Kenya’s big non-working age group raises dependency rate

Workers at a textile factory in Athi River. Kenya has East Africa’s highest unemployment rate. FILE PHOTO | NMG
Workers at a textile factory in Athi River. Kenya has East Africa’s highest unemployment rate. FILE PHOTO | NMG 

Four in every five Kenyans are in the non-working age group, in what continues to pile pressure on the small working population in a country that leads the region in unemployment levels.

The World Economic Forum, whose annual meeting is ongoing in Davos, Switzerland, says that Kenya’s dependency ratio stands at 80.9 per cent. This is mostly due to a bulging youthful population that has not reached working age.

It terms the non-working demographic as those under 15 years and those over 65 years.

Kenya’s 80.9 per cent dependency level is high by world standards but pales in comparison to its neighbours like Uganda which has the highest dependency ratio in the world at 102.3 per cent.

Tanzania’s stands at 93.8 per cent, equivalent to nine dependents out of every 10 workers while Rwanda’s is 78.1 per cent, the lowest in the region.

Kenya, however, has the region’s highest unemployment rate, according to a last year’s report by the United Nations, meaning not all in the working-age group have jobs.

This means only a fraction of the working age population is forced to take care of the very young and the elderly as well as the unemployed adults, mostly fresh graduates.

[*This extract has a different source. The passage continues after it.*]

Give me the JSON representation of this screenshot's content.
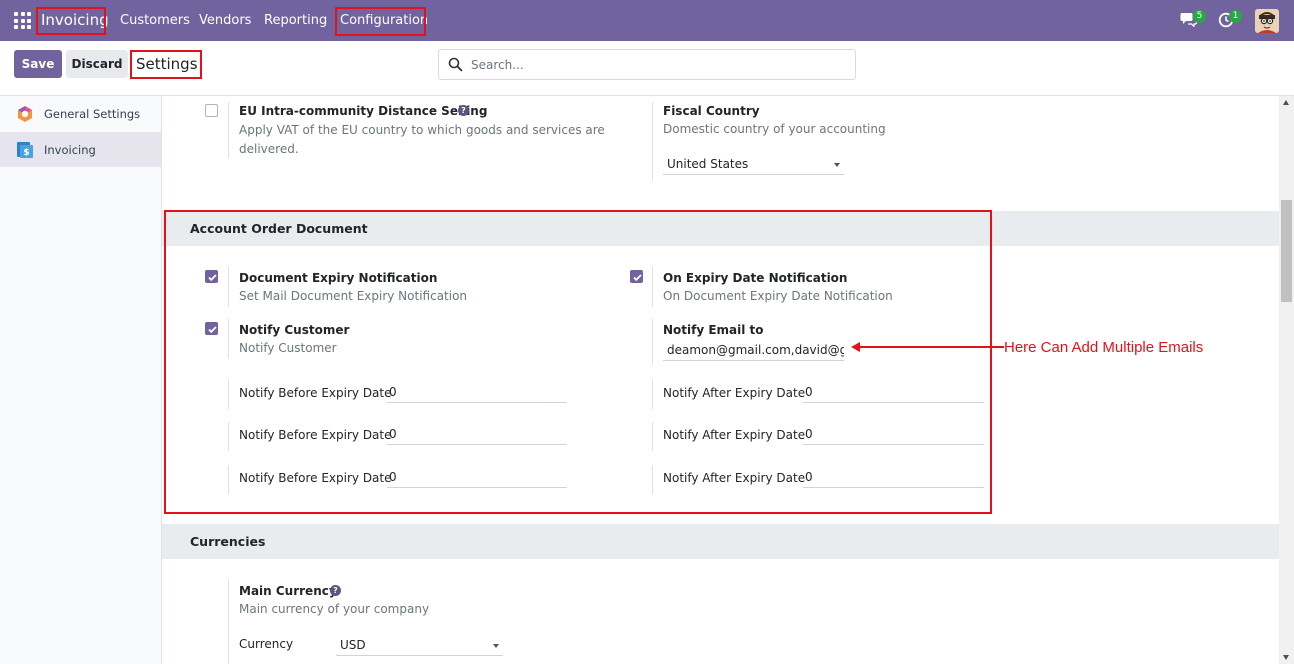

The UN report says 39.1 per cent of the Kenyan population of working age are unemployed compared to Tanzania’s 24 per cent, Uganda’s 18.1 per cent and Rwanda’s 17.1 per cent.

The small working population is also hard pressed to pay for the pensions of retirees.

Treasury documents indicate that public pension bill is set to rise 29.1 per cent to Sh71.8 billion in the current financial year ending June. This marks the start of a series of sharp increments that will see taxpayers fork out Sh104.4 billion in 2019/20 to keep retired civil servants comfortable in old age.

The bill has continued to grow despite the decision eight years ago to raise the retirement age from 55 to 60 years.

The move was meant to slow down the number of retirees entering the pension pool and offer the government some headroom to set up a contributory pension scheme.

Dependency in Nigeria, the largest economy in Africa, is 87 per cent and 52 per cent in South Africa, according to the World Economic Forum report.